WHAT YOU NEED TO DO -
Go to the line below that contains "Convert this screenshot". From there to the end of the records, reproduce each line exactly, except the pictures.

EXTRACTED MATERIAL -
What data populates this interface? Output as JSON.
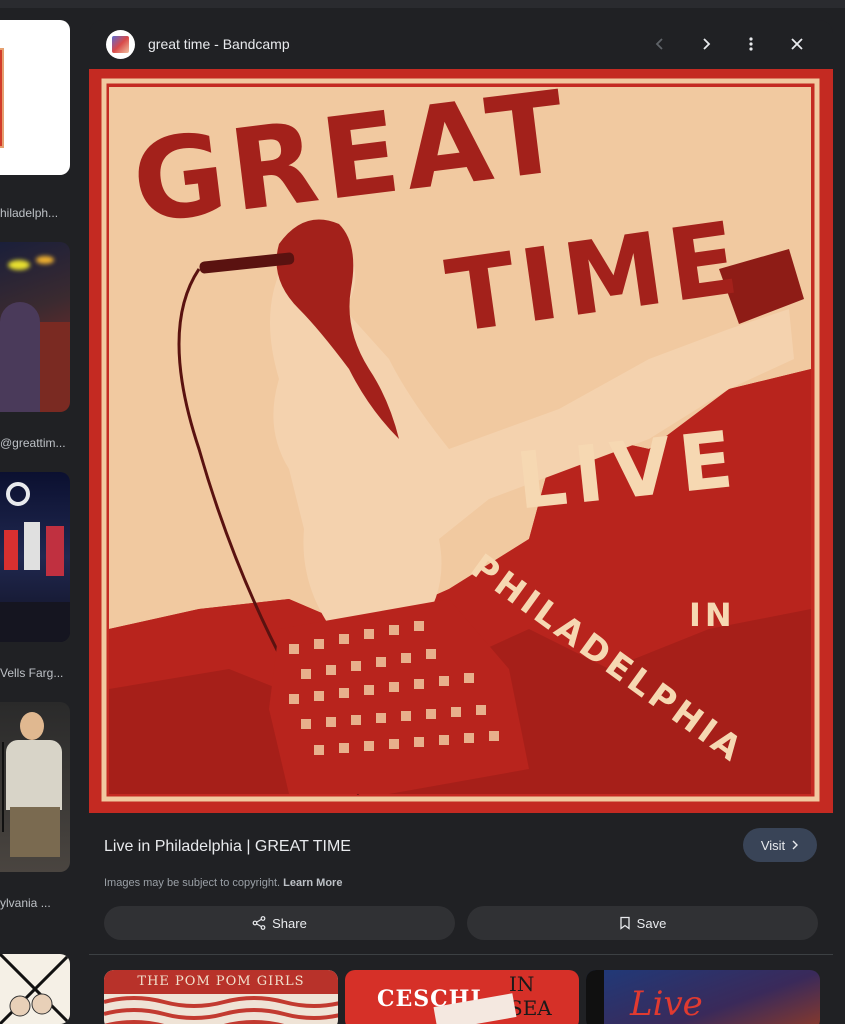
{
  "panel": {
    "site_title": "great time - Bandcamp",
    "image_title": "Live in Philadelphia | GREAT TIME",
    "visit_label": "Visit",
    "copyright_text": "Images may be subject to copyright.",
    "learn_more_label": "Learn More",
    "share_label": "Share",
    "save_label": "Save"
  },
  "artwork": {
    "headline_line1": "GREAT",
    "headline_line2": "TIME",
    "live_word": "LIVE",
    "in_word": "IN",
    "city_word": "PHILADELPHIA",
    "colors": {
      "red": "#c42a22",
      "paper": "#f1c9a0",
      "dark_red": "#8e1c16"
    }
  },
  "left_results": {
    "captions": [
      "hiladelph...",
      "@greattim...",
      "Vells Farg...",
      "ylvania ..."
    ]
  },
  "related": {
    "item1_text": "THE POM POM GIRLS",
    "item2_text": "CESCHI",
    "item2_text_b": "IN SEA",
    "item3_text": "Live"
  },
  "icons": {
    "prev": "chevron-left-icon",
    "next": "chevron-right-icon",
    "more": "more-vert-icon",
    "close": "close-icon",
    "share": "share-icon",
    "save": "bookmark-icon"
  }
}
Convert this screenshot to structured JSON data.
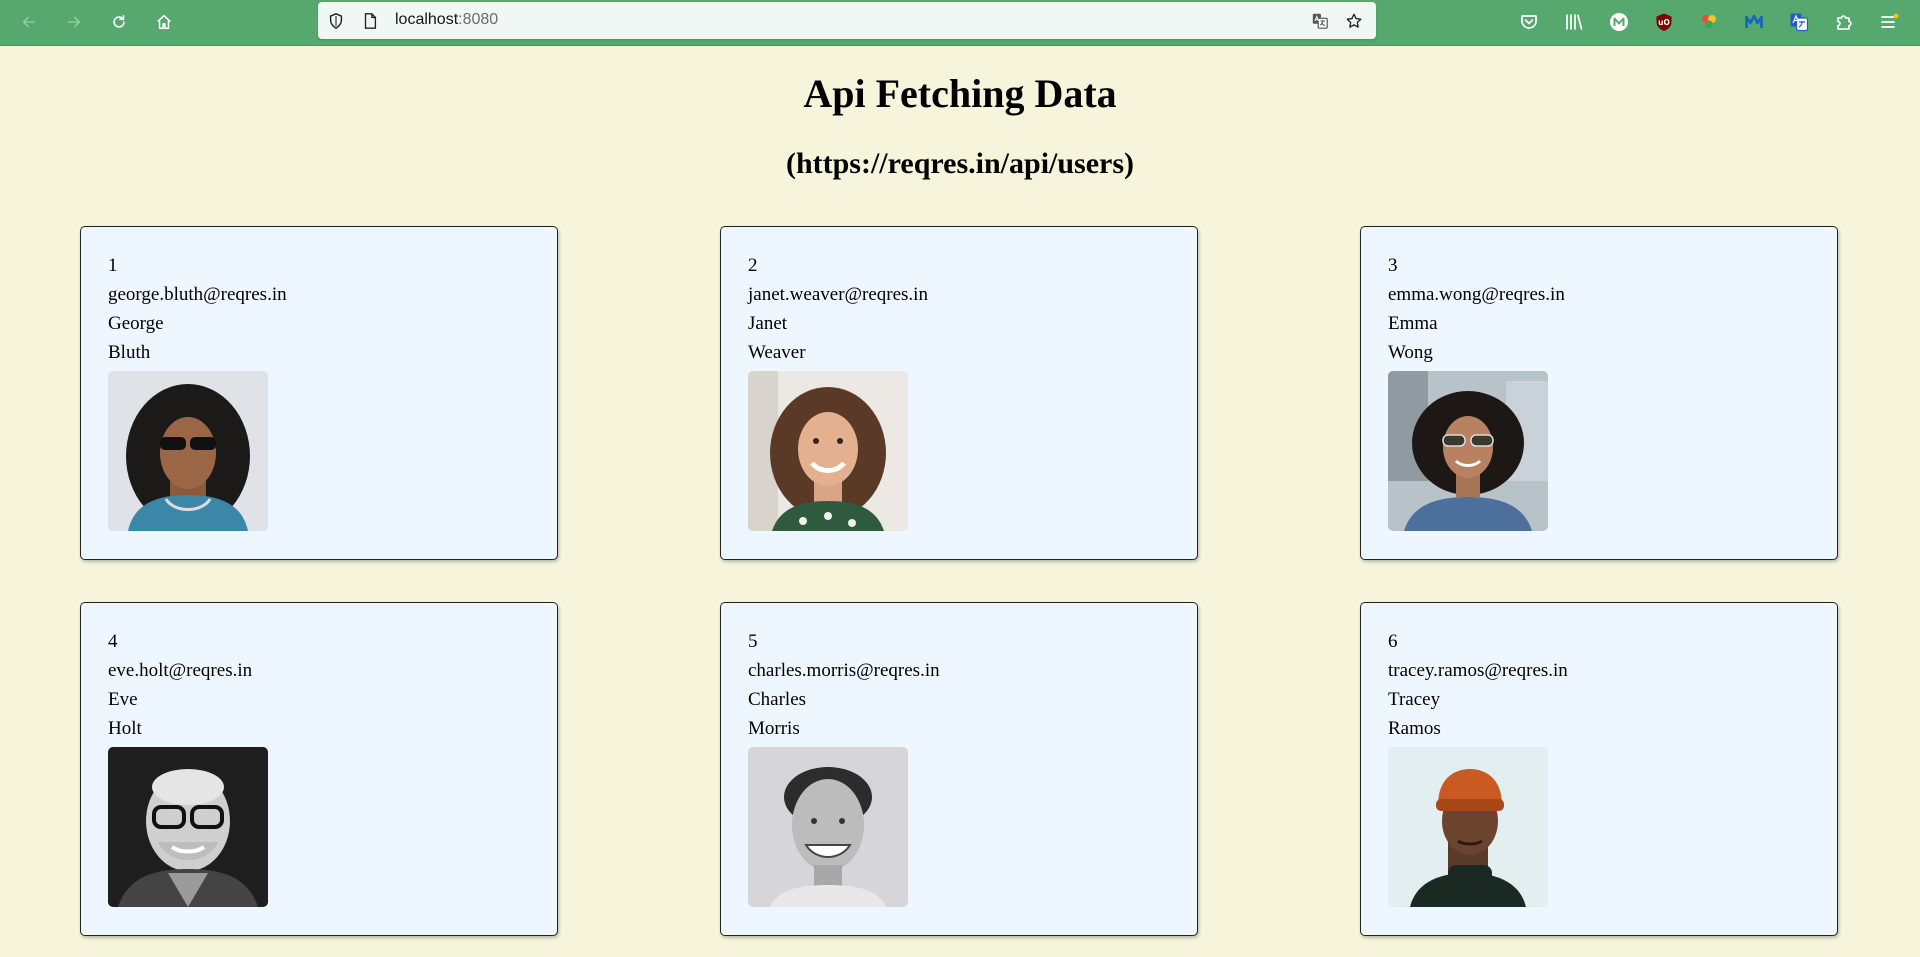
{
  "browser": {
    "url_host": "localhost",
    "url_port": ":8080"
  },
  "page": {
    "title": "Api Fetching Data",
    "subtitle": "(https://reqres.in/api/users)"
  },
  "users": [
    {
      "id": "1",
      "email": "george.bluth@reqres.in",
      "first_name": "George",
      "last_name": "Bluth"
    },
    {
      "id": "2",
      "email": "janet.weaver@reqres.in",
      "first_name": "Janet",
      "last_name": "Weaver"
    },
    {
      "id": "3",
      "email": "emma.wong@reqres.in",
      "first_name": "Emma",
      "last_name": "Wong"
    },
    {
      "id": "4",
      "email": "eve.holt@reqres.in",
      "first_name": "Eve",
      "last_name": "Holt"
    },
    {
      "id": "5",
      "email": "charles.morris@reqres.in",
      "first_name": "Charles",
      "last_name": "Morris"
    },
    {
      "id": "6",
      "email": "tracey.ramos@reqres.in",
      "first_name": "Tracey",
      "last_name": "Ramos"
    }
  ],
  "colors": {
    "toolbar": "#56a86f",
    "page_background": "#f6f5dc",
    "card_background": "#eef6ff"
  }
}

THE COMPLETED TASK -
Convert this screenshot to structured JSON data.
{
  "browser": {
    "url_host": "localhost",
    "url_port": ":8080"
  },
  "page": {
    "title": "Api Fetching Data",
    "subtitle": "(https://reqres.in/api/users)"
  },
  "users": [
    {
      "id": "1",
      "email": "george.bluth@reqres.in",
      "first_name": "George",
      "last_name": "Bluth"
    },
    {
      "id": "2",
      "email": "janet.weaver@reqres.in",
      "first_name": "Janet",
      "last_name": "Weaver"
    },
    {
      "id": "3",
      "email": "emma.wong@reqres.in",
      "first_name": "Emma",
      "last_name": "Wong"
    },
    {
      "id": "4",
      "email": "eve.holt@reqres.in",
      "first_name": "Eve",
      "last_name": "Holt"
    },
    {
      "id": "5",
      "email": "charles.morris@reqres.in",
      "first_name": "Charles",
      "last_name": "Morris"
    },
    {
      "id": "6",
      "email": "tracey.ramos@reqres.in",
      "first_name": "Tracey",
      "last_name": "Ramos"
    }
  ],
  "colors": {
    "toolbar": "#56a86f",
    "page_background": "#f6f5dc",
    "card_background": "#eef6ff"
  }
}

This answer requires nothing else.